WHAT THE TASK REQUIRES => Across the listing below, how many lines include the string "true"? Reply with the number alone.
DATA TO USE Start Marker
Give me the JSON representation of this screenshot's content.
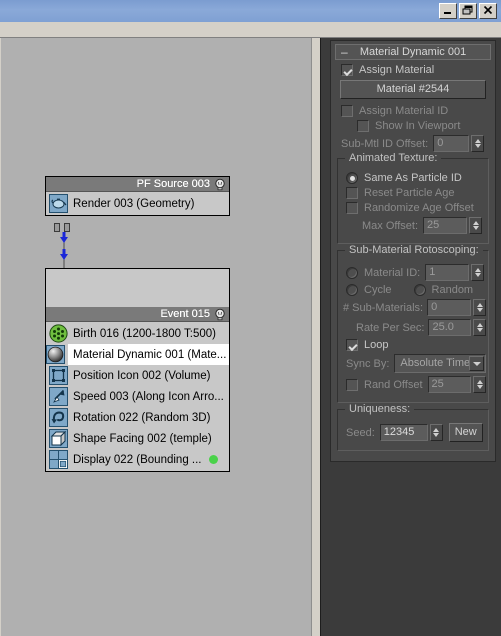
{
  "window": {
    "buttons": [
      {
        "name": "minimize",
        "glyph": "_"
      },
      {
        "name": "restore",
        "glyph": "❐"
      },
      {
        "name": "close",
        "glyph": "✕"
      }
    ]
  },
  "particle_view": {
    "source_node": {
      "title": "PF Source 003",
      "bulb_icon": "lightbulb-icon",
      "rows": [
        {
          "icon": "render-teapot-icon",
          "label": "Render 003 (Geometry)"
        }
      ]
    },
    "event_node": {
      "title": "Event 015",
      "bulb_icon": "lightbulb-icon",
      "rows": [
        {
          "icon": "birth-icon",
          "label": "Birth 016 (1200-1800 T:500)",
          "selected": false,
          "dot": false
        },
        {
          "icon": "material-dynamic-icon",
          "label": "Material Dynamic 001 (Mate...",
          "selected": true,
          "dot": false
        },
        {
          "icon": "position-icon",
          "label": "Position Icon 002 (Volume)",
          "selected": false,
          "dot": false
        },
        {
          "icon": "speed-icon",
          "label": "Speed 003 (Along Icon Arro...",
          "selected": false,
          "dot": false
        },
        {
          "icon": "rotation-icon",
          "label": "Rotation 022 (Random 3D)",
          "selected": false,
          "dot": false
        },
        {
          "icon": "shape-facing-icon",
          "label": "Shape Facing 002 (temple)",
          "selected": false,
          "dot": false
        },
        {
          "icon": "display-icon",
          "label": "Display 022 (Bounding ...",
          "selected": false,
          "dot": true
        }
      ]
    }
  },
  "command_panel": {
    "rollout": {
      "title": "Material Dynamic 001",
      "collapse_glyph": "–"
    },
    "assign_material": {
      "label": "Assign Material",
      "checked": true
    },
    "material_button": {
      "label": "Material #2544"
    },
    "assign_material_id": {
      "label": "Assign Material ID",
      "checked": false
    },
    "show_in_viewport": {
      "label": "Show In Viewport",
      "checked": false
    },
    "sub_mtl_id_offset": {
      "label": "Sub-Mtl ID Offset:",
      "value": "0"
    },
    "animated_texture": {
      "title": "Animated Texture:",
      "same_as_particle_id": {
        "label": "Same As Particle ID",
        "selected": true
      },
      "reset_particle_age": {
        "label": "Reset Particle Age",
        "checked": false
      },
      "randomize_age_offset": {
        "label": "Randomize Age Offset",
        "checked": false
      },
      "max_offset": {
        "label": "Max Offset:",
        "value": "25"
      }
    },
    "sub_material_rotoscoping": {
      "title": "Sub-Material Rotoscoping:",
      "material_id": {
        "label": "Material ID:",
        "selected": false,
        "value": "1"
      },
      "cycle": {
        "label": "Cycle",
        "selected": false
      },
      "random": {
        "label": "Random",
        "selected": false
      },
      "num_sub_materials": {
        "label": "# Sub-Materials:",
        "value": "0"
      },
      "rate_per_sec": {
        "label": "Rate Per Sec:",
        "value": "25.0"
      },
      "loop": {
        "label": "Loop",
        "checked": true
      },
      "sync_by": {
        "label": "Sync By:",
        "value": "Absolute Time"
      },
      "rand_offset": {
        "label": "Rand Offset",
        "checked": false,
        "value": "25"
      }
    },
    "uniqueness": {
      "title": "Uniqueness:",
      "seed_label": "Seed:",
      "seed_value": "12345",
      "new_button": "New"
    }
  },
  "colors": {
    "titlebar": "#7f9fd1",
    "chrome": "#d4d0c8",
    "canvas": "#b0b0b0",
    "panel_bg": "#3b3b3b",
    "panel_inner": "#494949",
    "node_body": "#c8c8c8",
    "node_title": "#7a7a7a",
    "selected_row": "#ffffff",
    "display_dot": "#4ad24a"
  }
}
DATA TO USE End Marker
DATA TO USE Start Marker
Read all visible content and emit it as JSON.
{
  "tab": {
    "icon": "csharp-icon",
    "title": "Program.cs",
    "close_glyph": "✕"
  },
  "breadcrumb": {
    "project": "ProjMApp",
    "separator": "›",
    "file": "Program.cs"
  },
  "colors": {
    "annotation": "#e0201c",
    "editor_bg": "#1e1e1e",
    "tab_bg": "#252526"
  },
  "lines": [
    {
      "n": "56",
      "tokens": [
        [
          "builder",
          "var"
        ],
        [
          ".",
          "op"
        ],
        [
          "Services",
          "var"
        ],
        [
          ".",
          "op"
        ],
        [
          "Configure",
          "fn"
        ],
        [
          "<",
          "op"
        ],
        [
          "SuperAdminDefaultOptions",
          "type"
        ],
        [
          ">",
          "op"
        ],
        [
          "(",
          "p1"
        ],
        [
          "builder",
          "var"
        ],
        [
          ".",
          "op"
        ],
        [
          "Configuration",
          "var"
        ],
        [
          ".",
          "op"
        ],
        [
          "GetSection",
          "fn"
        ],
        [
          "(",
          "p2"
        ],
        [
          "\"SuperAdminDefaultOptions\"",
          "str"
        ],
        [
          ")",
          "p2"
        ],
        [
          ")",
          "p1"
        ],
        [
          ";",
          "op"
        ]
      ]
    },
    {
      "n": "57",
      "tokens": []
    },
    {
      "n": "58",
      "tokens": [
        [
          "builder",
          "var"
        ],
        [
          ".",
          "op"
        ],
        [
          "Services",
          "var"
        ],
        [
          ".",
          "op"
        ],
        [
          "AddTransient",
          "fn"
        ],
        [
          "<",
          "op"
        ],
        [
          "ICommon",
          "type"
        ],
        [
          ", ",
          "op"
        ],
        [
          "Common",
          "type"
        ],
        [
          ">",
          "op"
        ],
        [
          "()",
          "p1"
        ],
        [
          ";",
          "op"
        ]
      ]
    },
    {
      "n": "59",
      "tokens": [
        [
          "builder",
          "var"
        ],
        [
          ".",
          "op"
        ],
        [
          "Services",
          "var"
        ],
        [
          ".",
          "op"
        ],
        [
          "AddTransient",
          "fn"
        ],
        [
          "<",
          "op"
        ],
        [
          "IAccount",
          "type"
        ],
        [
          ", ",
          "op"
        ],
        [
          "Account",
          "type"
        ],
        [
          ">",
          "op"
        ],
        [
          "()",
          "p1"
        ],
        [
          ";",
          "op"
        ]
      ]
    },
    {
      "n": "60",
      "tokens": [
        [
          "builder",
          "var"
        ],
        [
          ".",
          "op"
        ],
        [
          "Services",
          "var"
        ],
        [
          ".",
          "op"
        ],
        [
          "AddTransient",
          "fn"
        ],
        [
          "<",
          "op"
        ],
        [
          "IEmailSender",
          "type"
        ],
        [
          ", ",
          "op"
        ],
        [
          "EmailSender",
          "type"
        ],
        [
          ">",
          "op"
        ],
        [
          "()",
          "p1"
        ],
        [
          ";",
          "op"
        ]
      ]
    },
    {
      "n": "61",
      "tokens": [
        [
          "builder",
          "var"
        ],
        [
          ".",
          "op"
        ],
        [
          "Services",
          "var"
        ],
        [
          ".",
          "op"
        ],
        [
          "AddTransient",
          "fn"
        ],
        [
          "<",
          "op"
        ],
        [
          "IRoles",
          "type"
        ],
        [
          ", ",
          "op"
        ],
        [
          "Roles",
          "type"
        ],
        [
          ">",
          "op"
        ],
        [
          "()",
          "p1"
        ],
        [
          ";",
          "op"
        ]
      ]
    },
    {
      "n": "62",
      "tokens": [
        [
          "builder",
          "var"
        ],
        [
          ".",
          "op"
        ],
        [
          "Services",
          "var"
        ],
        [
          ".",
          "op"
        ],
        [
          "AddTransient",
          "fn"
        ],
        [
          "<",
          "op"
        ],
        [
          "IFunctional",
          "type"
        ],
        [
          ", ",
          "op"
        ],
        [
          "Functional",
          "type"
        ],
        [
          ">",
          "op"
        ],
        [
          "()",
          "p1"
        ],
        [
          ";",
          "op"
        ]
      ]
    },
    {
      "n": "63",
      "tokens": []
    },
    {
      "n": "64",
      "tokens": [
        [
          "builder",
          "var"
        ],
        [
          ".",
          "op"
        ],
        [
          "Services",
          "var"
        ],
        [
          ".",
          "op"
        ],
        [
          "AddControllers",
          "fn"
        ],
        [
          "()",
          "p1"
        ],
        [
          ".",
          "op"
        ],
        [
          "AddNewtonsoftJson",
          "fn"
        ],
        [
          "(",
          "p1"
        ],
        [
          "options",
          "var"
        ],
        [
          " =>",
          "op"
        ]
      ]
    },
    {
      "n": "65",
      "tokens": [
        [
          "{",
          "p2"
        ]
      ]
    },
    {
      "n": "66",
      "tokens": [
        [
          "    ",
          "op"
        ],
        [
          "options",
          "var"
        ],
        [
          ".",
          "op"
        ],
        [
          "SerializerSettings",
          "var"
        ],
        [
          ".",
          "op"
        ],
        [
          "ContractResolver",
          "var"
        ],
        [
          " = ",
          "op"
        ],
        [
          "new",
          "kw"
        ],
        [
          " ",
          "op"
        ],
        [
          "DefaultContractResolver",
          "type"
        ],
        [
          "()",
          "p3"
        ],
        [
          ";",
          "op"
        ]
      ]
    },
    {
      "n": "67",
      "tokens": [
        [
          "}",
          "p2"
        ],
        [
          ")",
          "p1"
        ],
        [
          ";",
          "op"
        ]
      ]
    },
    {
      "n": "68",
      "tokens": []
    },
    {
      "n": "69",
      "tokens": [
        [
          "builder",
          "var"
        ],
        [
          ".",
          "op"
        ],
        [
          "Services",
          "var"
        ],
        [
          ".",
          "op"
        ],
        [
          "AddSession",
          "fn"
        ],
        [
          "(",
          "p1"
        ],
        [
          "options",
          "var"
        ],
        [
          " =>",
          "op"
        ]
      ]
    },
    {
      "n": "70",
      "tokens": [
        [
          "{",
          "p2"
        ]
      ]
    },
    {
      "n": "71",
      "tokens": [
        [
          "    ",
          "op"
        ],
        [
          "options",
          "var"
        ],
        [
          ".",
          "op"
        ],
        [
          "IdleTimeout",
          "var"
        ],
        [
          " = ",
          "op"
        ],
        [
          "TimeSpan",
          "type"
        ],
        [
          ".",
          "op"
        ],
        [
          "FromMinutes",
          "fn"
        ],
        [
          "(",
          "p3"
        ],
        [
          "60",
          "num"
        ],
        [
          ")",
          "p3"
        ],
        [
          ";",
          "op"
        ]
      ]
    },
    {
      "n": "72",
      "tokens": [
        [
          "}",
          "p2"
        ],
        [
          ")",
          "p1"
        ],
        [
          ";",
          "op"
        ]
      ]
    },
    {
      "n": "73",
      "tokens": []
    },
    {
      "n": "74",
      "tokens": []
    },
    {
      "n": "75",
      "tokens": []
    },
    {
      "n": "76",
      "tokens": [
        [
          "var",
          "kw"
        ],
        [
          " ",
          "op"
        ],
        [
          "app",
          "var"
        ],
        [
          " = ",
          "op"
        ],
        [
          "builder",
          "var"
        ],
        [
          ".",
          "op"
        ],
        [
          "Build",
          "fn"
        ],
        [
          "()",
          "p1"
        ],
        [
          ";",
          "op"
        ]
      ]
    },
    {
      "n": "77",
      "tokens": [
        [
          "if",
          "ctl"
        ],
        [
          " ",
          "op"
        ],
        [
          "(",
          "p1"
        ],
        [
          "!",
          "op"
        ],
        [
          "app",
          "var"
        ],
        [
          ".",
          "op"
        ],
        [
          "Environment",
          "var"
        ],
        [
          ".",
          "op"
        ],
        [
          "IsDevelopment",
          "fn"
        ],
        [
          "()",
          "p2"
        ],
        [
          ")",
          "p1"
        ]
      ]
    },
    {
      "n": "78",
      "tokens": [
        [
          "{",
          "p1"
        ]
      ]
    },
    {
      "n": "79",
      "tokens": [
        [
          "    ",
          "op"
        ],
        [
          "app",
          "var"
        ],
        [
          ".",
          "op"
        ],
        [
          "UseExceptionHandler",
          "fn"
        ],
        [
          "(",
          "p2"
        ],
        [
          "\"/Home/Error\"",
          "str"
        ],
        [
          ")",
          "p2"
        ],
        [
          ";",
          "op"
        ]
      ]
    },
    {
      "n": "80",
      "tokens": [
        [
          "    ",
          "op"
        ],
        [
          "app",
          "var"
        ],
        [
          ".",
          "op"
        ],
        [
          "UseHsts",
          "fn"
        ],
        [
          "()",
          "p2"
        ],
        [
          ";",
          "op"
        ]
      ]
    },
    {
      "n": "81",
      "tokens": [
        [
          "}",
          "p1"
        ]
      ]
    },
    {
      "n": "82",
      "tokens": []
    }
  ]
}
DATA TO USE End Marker
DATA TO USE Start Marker
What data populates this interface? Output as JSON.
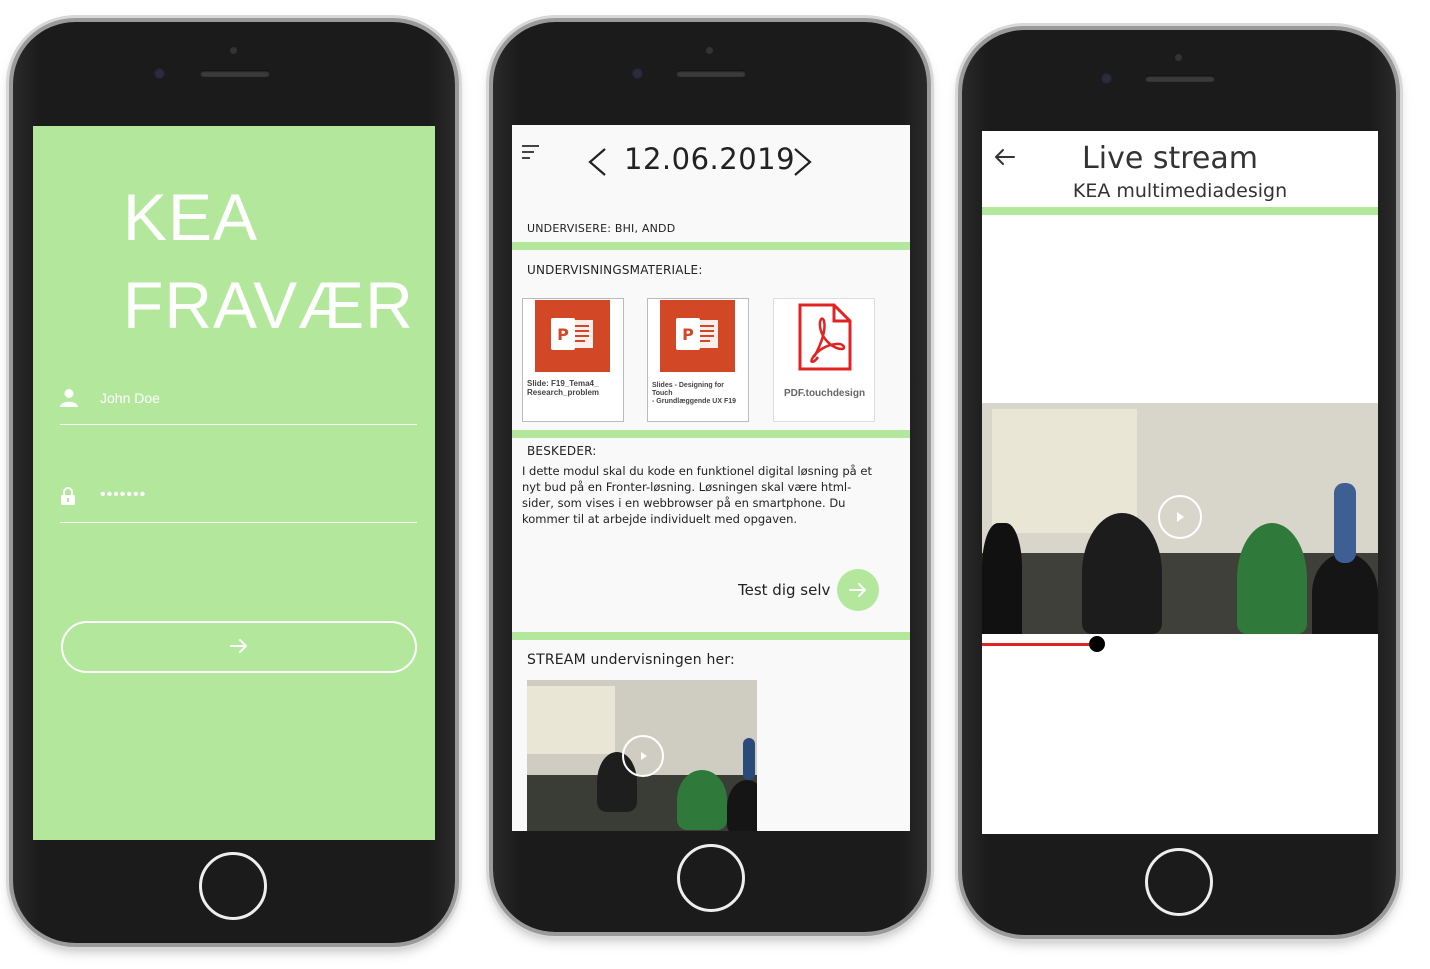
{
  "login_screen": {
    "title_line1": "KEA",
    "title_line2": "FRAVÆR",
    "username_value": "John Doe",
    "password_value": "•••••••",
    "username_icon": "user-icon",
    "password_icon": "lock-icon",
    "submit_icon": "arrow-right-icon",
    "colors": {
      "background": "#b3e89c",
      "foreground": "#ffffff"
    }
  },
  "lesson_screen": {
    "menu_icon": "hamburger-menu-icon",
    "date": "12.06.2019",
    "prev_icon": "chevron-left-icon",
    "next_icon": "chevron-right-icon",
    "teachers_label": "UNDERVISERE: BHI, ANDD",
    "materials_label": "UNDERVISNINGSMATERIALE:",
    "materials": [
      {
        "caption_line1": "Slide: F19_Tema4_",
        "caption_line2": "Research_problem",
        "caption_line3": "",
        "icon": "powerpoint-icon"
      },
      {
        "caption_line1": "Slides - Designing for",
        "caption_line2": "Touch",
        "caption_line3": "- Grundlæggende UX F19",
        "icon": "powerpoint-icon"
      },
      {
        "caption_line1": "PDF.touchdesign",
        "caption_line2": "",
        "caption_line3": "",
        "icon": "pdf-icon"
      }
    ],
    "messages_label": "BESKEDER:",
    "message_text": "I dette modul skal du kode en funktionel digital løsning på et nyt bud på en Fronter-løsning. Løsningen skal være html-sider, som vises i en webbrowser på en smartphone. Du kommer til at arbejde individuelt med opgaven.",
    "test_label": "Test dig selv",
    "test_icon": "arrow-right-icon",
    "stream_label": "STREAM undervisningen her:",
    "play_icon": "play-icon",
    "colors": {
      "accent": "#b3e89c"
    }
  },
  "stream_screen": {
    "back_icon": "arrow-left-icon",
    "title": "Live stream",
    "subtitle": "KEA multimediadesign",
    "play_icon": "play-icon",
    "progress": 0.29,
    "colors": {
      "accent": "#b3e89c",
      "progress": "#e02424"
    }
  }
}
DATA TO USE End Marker
WRITTEN RESPONSE => 5